     1) Complete lexical correspondences.
     Complete correspondence of lexical units of two languages can rarely be found. As a rule they belong to the following lexical groups:
     -  proper names and geographical denominations:
     -  the months and days of the week, numerals.
     - scientific and technical terms (with the exception of terminological polysemy).
     2) Partial lexical correspondences.
     While translating the lexical units partial correspondences mostly occur. That happens when a word in the language of the original conforms to several equivalents in the language it is translated into. The reasons of these facts are the following [2:5].
     1. Most words in a language are polysemantic. That’s why the selection of a word in the process of translating is determined by the context.

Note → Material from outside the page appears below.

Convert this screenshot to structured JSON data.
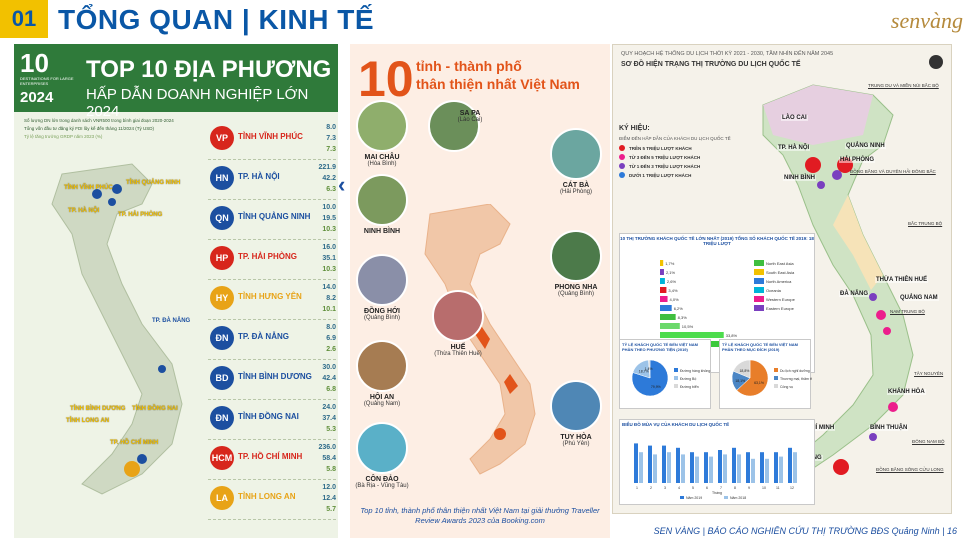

     2. The specification of synonymous order. However, it is necessary to allow for the nature of the semantic signs which an order of synonyms is based on. Therefore, it is advisable to account for the concurring meanings of members of synonymic orders, the difference in lexical and stylistic meanings, and the ability of individual components of orders of synonyms to combine.
     3. Each word affects the meaning of an object it designates. Not infrequently languages “select” different properties and signs to describe the same denotations. The way, each language creates its own “picture of the world”, is known as” various principles of dividing reality into parts”. Despite the difference of signs, both languages reflect one and the same phenomenon adequately and to the same extent, which must be taken into account when translating words of this kind, as equivalence is not identical to having the same meaning.
     4. The differences of semantic content of the equivalent words in two languages. These words can be divided into there sub-group:
     a) Words with a differentiated (undifferentiated) meaning: e.g. In English: to swim (of a human being), to sail (of a ship), to float (of an inanimate object);
     b) Words with a “broad” sense: verbs of state (to be), perception and brainwork (to see, to understand), verbs of action and speech (to go, to say).
     c)”Adverbial verbs” with a composite structure which have a semantic content, expressing action and nature at the same time: e.g. the train whistled out of the station.
     5. Most difficulties are encountered when translating the so called pseudo-international words. The regular correspondence of such words in spelling and sometimes in articulation coupled with the structure of word-building in both languages may lead to a false identification.
     6. Each language has its own typical rules of combinability. A language has generally established traditional combinations which do not concur with corresponding ones in another language.
     Adjectives offer considerable difficulties in the process of translation. It does not always coincide with their combinability in the Ukrainian or Russian languages on account of differences in their semantic structure [3:236]. Frequently one and the same adjective in English combines with a number of nouns, while in Ukrainian and Russian different adjectives are used in combinations of this kind. For this reason it is not easy to translate English adjectives which are more capable of combining than their Ukrainian and Russian equivalents.
     A specific feature of the combinability of English nouns is that some of them can function as the subject of a sentence though they do not belong to a lexico-semantic category.
     The habitual use of a word, which is bound up with the history of the formation and development of its lexical system. This gave shape to clichés peculiar to each language, which are used for describing particular situations.

                                            Literature used

1. Curme G.O. English Grammar. – N.Y., 2003, p. 251
2. English Learner’s Digest. – 2004. - 3 (243), p.15
3. Ganshina M.A. English Grammar. – Moskow, 1994,  p. 369
4. Jespersen O. Essetials of English Grammar. – Ldn., 1996. Koshevaya I.G. The Theory of English. P. 240